Data listing Start Marker

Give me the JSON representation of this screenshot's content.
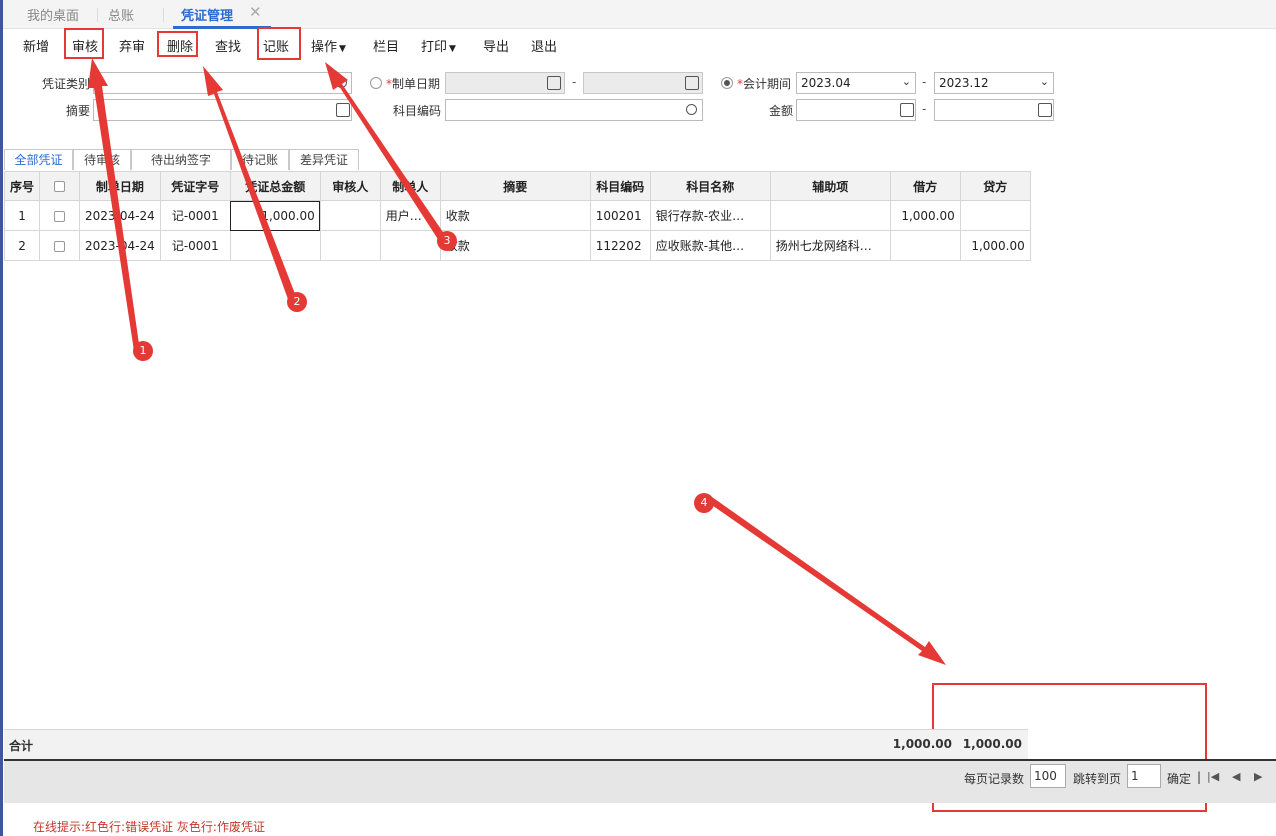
{
  "tabs": [
    {
      "label": "我的桌面"
    },
    {
      "label": "总账"
    },
    {
      "label": "凭证管理"
    }
  ],
  "toolbar": {
    "add": "新增",
    "audit": "审核",
    "abandon_audit": "弃审",
    "delete": "删除",
    "find": "查找",
    "post": "记账",
    "operate": "操作",
    "columns": "栏目",
    "print": "打印",
    "export": "导出",
    "exit": "退出"
  },
  "filters": {
    "voucher_type_label": "凭证类别",
    "voucher_type_value": "",
    "make_date_label": "制单日期",
    "make_date_from": "",
    "make_date_to": "",
    "period_label": "会计期间",
    "period_from": "2023.04",
    "period_to": "2023.12",
    "summary_label": "摘要",
    "summary_value": "",
    "account_code_label": "科目编码",
    "account_code_value": "",
    "amount_label": "金额",
    "amount_from": "",
    "amount_to": "",
    "dash": "-"
  },
  "subtabs": [
    "全部凭证",
    "待审核",
    "待出纳签字",
    "待记账",
    "差异凭证"
  ],
  "table": {
    "headers": [
      "序号",
      "",
      "制单日期",
      "凭证字号",
      "凭证总金额",
      "审核人",
      "制单人",
      "摘要",
      "科目编码",
      "科目名称",
      "辅助项",
      "借方",
      "贷方"
    ],
    "rows": [
      {
        "seq": "1",
        "date": "2023-04-24",
        "voucher_no": "记-0001",
        "total": "1,000.00",
        "auditor": "",
        "maker": "用户…",
        "summary": "收款",
        "code": "100201",
        "name": "银行存款-农业…",
        "aux": "",
        "debit": "1,000.00",
        "credit": ""
      },
      {
        "seq": "2",
        "date": "2023-04-24",
        "voucher_no": "记-0001",
        "total": "",
        "auditor": "",
        "maker": "",
        "summary": "收款",
        "code": "112202",
        "name": "应收账款-其他…",
        "aux": "扬州七龙网络科…",
        "debit": "",
        "credit": "1,000.00"
      }
    ]
  },
  "totals": {
    "label": "合计",
    "debit": "1,000.00",
    "credit": "1,000.00"
  },
  "pager": {
    "page_size_label": "每页记录数",
    "page_size": "100",
    "jump_label": "跳转到页",
    "page": "1",
    "confirm": "确定",
    "sep": "|"
  },
  "footer_hint": "在线提示:红色行:错误凭证 灰色行:作废凭证",
  "markers": [
    "1",
    "2",
    "3",
    "4"
  ],
  "colors": {
    "accent": "#2c6bd1",
    "annotation": "#e53935"
  }
}
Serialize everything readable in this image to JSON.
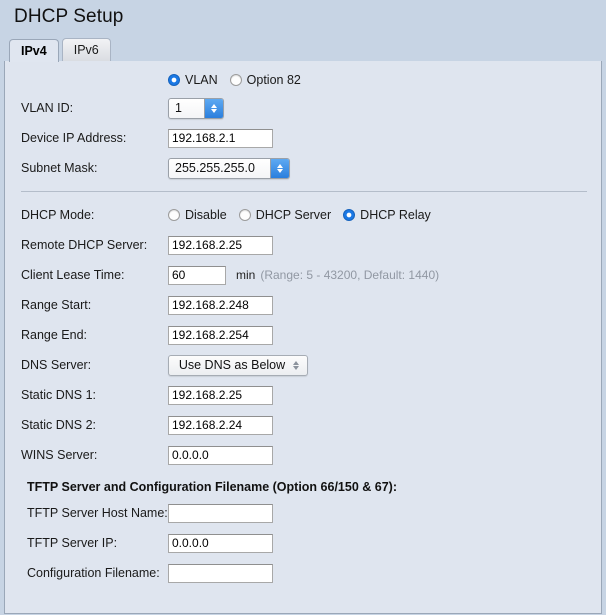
{
  "page": {
    "title": "DHCP Setup"
  },
  "tabs": [
    {
      "label": "IPv4",
      "active": true
    },
    {
      "label": "IPv6",
      "active": false
    }
  ],
  "mode_selector": {
    "options": [
      {
        "label": "VLAN",
        "checked": true
      },
      {
        "label": "Option 82",
        "checked": false
      }
    ]
  },
  "fields": {
    "vlan_id": {
      "label": "VLAN ID:",
      "value": "1"
    },
    "device_ip": {
      "label": "Device IP Address:",
      "value": "192.168.2.1"
    },
    "subnet_mask": {
      "label": "Subnet Mask:",
      "value": "255.255.255.0"
    },
    "dhcp_mode": {
      "label": "DHCP Mode:",
      "options": [
        {
          "label": "Disable",
          "checked": false
        },
        {
          "label": "DHCP Server",
          "checked": false
        },
        {
          "label": "DHCP Relay",
          "checked": true
        }
      ]
    },
    "remote_dhcp_server": {
      "label": "Remote DHCP Server:",
      "value": "192.168.2.25"
    },
    "client_lease_time": {
      "label": "Client Lease Time:",
      "value": "60",
      "unit": "min",
      "range_hint": "(Range: 5 - 43200, Default: 1440)"
    },
    "range_start": {
      "label": "Range Start:",
      "value": "192.168.2.248"
    },
    "range_end": {
      "label": "Range End:",
      "value": "192.168.2.254"
    },
    "dns_server": {
      "label": "DNS Server:",
      "value": "Use DNS as Below"
    },
    "static_dns_1": {
      "label": "Static DNS 1:",
      "value": "192.168.2.25"
    },
    "static_dns_2": {
      "label": "Static DNS 2:",
      "value": "192.168.2.24"
    },
    "wins_server": {
      "label": "WINS Server:",
      "value": "0.0.0.0"
    }
  },
  "tftp_section": {
    "heading": "TFTP Server and Configuration Filename (Option 66/150 & 67):",
    "tftp_host_name": {
      "label": "TFTP Server Host Name:",
      "value": ""
    },
    "tftp_server_ip": {
      "label": "TFTP Server IP:",
      "value": "0.0.0.0"
    },
    "config_filename": {
      "label": "Configuration Filename:",
      "value": ""
    }
  },
  "colors": {
    "accent": "#2a7fdd",
    "panel_bg": "#dfe5ef",
    "header_bg": "#c7d4e4",
    "hint_text": "#9198a3"
  }
}
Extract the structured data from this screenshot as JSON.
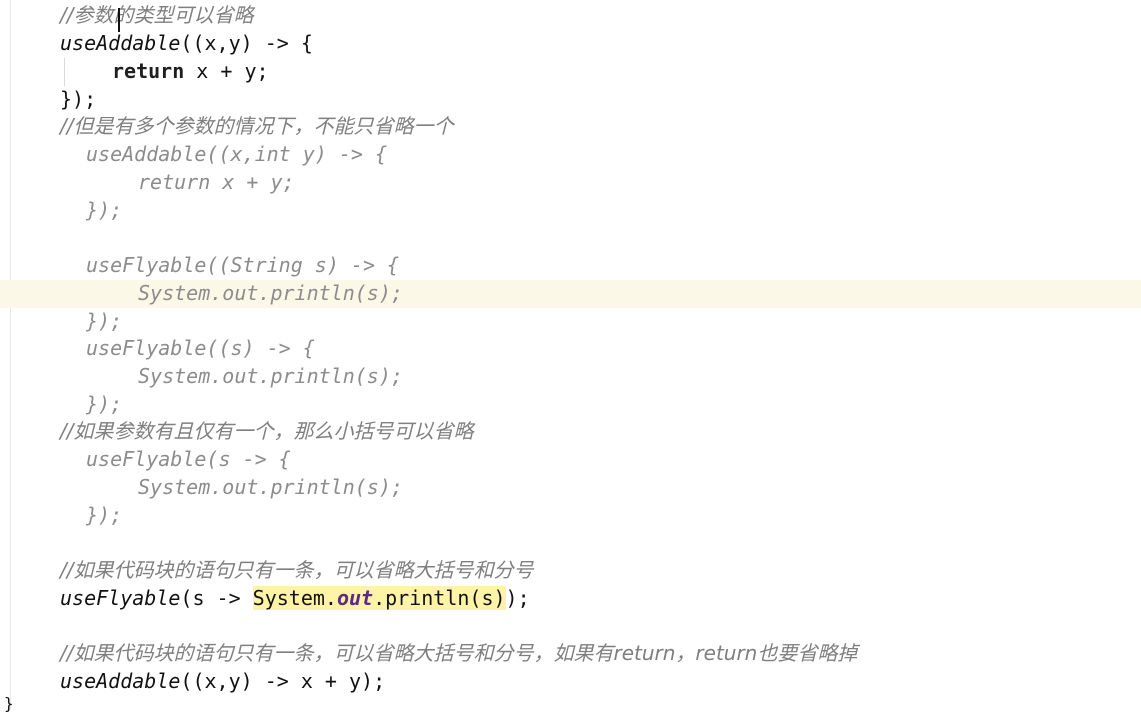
{
  "code": {
    "l1": "//参数的类型可以省略",
    "l2_method": "useAddable",
    "l2_rest": "((x,y) -> {",
    "l3_kw": "return",
    "l3_rest": " x + y;",
    "l4": "});",
    "l5": "//但是有多个参数的情况下，不能只省略一个",
    "l6": "useAddable((x,int y) -> {",
    "l7": "return x + y;",
    "l8": "});",
    "l9": "useFlyable((String s) -> {",
    "l10": "System.out.println(s);",
    "l11": "});",
    "l12": "useFlyable((s) -> {",
    "l13": "System.out.println(s);",
    "l14": "});",
    "l15": "//如果参数有且仅有一个，那么小括号可以省略",
    "l16": "useFlyable(s -> {",
    "l17": "System.out.println(s);",
    "l18": "});",
    "l19": "//如果代码块的语句只有一条，可以省略大括号和分号",
    "l20_method": "useFlyable",
    "l20_a": "(s -> ",
    "l20_sys": "System.",
    "l20_out": "out",
    "l20_println": ".println(s)",
    "l20_end": ");",
    "l21": "//如果代码块的语句只有一条，可以省略大括号和分号，如果有return，return也要省略掉",
    "l22_method": "useAddable",
    "l22_rest": "((x,y) -> x + y);",
    "l23": "}"
  }
}
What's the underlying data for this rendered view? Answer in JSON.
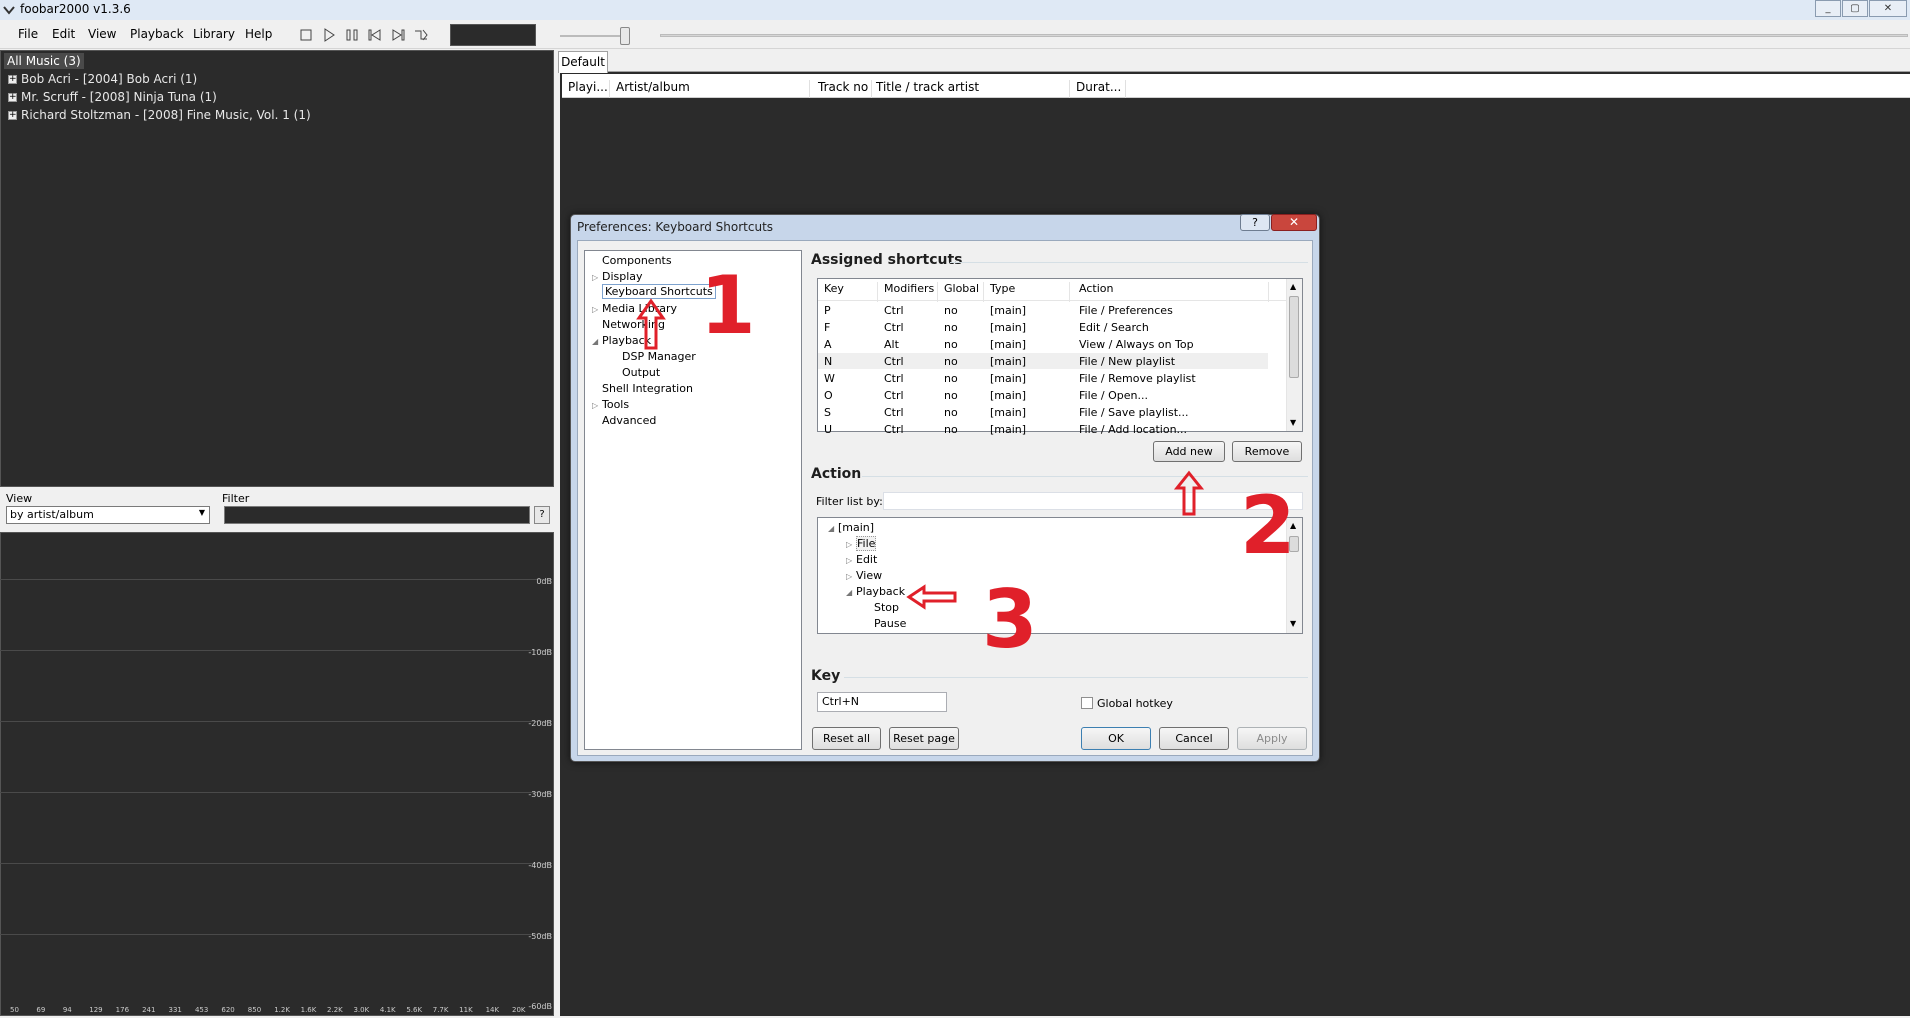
{
  "window": {
    "title": "foobar2000 v1.3.6"
  },
  "menu": [
    "File",
    "Edit",
    "View",
    "Playback",
    "Library",
    "Help"
  ],
  "library": {
    "root": "All Music (3)",
    "items": [
      "Bob Acri - [2004] Bob Acri (1)",
      "Mr. Scruff - [2008] Ninja Tuna (1)",
      "Richard Stoltzman - [2008] Fine Music, Vol. 1 (1)"
    ]
  },
  "view_filter": {
    "view_label": "View",
    "view_value": "by artist/album",
    "filter_label": "Filter",
    "help": "?"
  },
  "spectrum": {
    "db_labels": [
      "0dB",
      "-10dB",
      "-20dB",
      "-30dB",
      "-40dB",
      "-50dB",
      "-60dB"
    ],
    "freq_labels": [
      "50",
      "69",
      "94",
      "129",
      "176",
      "241",
      "331",
      "453",
      "620",
      "850",
      "1.2K",
      "1.6K",
      "2.2K",
      "3.0K",
      "4.1K",
      "5.6K",
      "7.7K",
      "11K",
      "14K",
      "20K"
    ]
  },
  "playlist": {
    "tab": "Default",
    "columns": [
      "Playi...",
      "Artist/album",
      "Track no",
      "Title / track artist",
      "Durat..."
    ]
  },
  "dialog": {
    "title": "Preferences: Keyboard Shortcuts",
    "help": "?",
    "close": "✕",
    "tree": [
      {
        "label": "Components",
        "arrow": ""
      },
      {
        "label": "Display",
        "arrow": "▷"
      },
      {
        "label": "Keyboard Shortcuts",
        "arrow": ""
      },
      {
        "label": "Media Library",
        "arrow": "▷"
      },
      {
        "label": "Networking",
        "arrow": ""
      },
      {
        "label": "Playback",
        "arrow": "◢"
      },
      {
        "label": "DSP Manager",
        "arrow": ""
      },
      {
        "label": "Output",
        "arrow": ""
      },
      {
        "label": "Shell Integration",
        "arrow": ""
      },
      {
        "label": "Tools",
        "arrow": "▷"
      },
      {
        "label": "Advanced",
        "arrow": ""
      }
    ],
    "assigned_title": "Assigned shortcuts",
    "shortcut_columns": [
      "Key",
      "Modifiers",
      "Global",
      "Type",
      "Action"
    ],
    "shortcuts": [
      [
        "P",
        "Ctrl",
        "no",
        "[main]",
        "File / Preferences"
      ],
      [
        "F",
        "Ctrl",
        "no",
        "[main]",
        "Edit / Search"
      ],
      [
        "A",
        "Alt",
        "no",
        "[main]",
        "View / Always on Top"
      ],
      [
        "N",
        "Ctrl",
        "no",
        "[main]",
        "File / New playlist"
      ],
      [
        "W",
        "Ctrl",
        "no",
        "[main]",
        "File / Remove playlist"
      ],
      [
        "O",
        "Ctrl",
        "no",
        "[main]",
        "File / Open..."
      ],
      [
        "S",
        "Ctrl",
        "no",
        "[main]",
        "File / Save playlist..."
      ],
      [
        "U",
        "Ctrl",
        "no",
        "[main]",
        "File / Add location..."
      ]
    ],
    "add_new": "Add new",
    "remove": "Remove",
    "action_title": "Action",
    "filter_list_label": "Filter list by:",
    "action_tree": [
      {
        "label": "[main]",
        "arrow": "◢"
      },
      {
        "label": "File",
        "arrow": "▷"
      },
      {
        "label": "Edit",
        "arrow": "▷"
      },
      {
        "label": "View",
        "arrow": "▷"
      },
      {
        "label": "Playback",
        "arrow": "◢"
      },
      {
        "label": "Stop",
        "arrow": ""
      },
      {
        "label": "Pause",
        "arrow": ""
      }
    ],
    "key_title": "Key",
    "key_value": "Ctrl+N",
    "global_hotkey": "Global hotkey",
    "reset_all": "Reset all",
    "reset_page": "Reset page",
    "ok": "OK",
    "cancel": "Cancel",
    "apply": "Apply"
  },
  "annotations": [
    "1",
    "2",
    "3"
  ],
  "annotation_color": "#e0202a"
}
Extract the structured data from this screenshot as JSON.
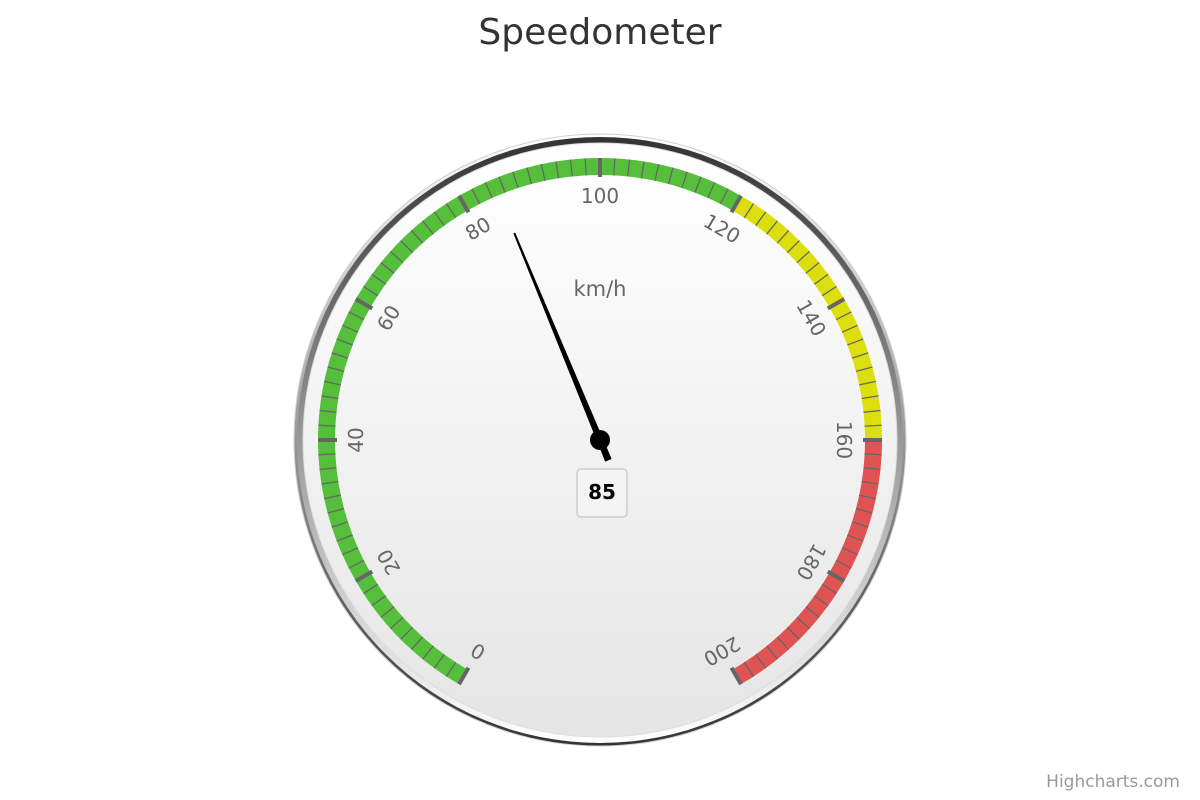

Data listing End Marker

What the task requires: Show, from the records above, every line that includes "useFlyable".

Response area:
    "l9": "useFlyable((String s) -> {",
    "l12": "useFlyable((s) -> {",
    "l16": "useFlyable(s -> {",
    "l20_method": "useFlyable",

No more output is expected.